Venturi’s departures from modernist orthodoxy were indeed more timid than his theoretical pronouncements. He was a respecter of progressive taboos. He and his partner Denise Scott Brown were given to denouncing as sexists those critics who did not give her full credit as a coauthor of Learning from Las Vegas. (So please understand “Venturi” in the foregoing to mean “Venturi et al.”!) They also occasionally backpedaled, unsaying some of their strongest criticism. “Because we have criticized Modern architecture,” they wrote near the book’s beginning, “it is proper here to state our intense admiration of its early period when its founders, sensitive to their own times, proclaimed the right revolution.” (Not just admiration but “intense” admiration for the “right revolution.”)

This, of course, is the way many Hungarian, Czech, and East German dissidents talked in the 1980s. To ask for more, as Wolfe and others did, was to ask an awful lot of Venturi. If Venturi could not come out and declare himself an enemy of the revolution all at once, that may be a testament to the revolution’s power, rather than his own pusillanimity.
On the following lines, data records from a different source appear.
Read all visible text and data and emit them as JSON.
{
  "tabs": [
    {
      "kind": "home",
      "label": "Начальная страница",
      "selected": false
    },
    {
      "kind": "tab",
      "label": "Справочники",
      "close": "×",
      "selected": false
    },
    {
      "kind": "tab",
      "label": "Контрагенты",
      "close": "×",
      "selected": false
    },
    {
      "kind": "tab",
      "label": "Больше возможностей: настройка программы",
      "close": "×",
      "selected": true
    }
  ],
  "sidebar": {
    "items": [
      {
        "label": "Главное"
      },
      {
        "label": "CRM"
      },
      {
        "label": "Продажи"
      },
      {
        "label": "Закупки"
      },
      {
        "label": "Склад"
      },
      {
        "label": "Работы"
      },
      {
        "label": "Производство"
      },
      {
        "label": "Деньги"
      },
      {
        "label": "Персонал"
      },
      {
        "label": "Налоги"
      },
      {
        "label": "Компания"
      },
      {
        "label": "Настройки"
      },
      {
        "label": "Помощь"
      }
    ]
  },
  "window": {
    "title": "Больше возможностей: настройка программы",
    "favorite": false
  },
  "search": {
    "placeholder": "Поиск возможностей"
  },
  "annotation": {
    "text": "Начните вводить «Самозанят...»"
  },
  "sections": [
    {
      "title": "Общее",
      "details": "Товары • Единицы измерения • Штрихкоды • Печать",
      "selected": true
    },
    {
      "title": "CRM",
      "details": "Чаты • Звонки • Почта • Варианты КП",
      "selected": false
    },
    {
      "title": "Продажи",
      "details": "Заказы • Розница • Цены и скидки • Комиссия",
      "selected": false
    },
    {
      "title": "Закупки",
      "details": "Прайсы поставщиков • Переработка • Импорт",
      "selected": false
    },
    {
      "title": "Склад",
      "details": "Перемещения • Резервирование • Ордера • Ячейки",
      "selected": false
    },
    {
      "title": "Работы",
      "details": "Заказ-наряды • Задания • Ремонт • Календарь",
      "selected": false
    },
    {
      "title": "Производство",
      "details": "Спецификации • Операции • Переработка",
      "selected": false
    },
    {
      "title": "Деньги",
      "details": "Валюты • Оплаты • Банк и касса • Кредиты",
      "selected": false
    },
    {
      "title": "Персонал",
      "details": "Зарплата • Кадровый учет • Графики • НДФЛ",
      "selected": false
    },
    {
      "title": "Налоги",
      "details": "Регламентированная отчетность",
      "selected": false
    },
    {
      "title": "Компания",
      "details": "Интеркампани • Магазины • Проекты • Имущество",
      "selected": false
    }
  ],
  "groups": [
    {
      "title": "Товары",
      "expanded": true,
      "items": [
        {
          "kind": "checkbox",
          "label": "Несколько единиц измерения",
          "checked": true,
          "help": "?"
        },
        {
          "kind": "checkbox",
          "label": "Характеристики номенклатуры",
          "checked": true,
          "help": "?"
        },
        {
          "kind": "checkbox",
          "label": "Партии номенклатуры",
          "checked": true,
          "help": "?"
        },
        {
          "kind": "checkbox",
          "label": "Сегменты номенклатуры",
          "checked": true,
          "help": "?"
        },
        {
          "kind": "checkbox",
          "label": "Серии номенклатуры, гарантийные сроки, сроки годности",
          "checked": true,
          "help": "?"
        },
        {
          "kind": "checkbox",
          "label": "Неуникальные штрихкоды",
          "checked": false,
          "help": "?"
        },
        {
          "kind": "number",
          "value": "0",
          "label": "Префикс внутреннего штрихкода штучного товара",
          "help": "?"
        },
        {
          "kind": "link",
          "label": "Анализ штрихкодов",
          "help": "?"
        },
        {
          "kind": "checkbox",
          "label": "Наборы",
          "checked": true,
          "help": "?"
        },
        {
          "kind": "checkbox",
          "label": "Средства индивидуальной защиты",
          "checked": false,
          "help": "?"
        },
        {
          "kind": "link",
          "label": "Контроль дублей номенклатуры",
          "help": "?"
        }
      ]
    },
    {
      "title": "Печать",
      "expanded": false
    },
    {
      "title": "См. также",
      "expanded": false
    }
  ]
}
The boy who says the emperor has no clothes does a service even if he has no “blueprint for governance.”

Venturi et al. professed themselves shocked at being compared (as they frequently were) to Nixonites: “One does not have to agree with hard-hat politics,” they wrote, “to support the rights of the middle-middle-class to their own architectural aesthetics.” No, one doesn’t, but Venturi’s critics were not stupid. They saw that his dissent, small though it appeared to outsiders, was the maximum dissent feasible. Venturi was suggesting that the ideas of the modernists had become involuted, illogical, and monumentally arrogant, and that the general public, choosing in a slapdash way and for the crassest possible reasons, could be trusted to do no worse. There was, indeed, something Nixonian about Learning from Las Vegas, or at least reminiscent of those 1970s conservatives who swore they would rather be ruled by the first 200 names in the Boston telephone book than the Harvard faculty. They would not have disagreed that 200 random property developers in Las Vegas could build a more humane and habitable environment than the faculty of the Yale School of Art and Architecture.

Christopher Caldwell
Weekly Standard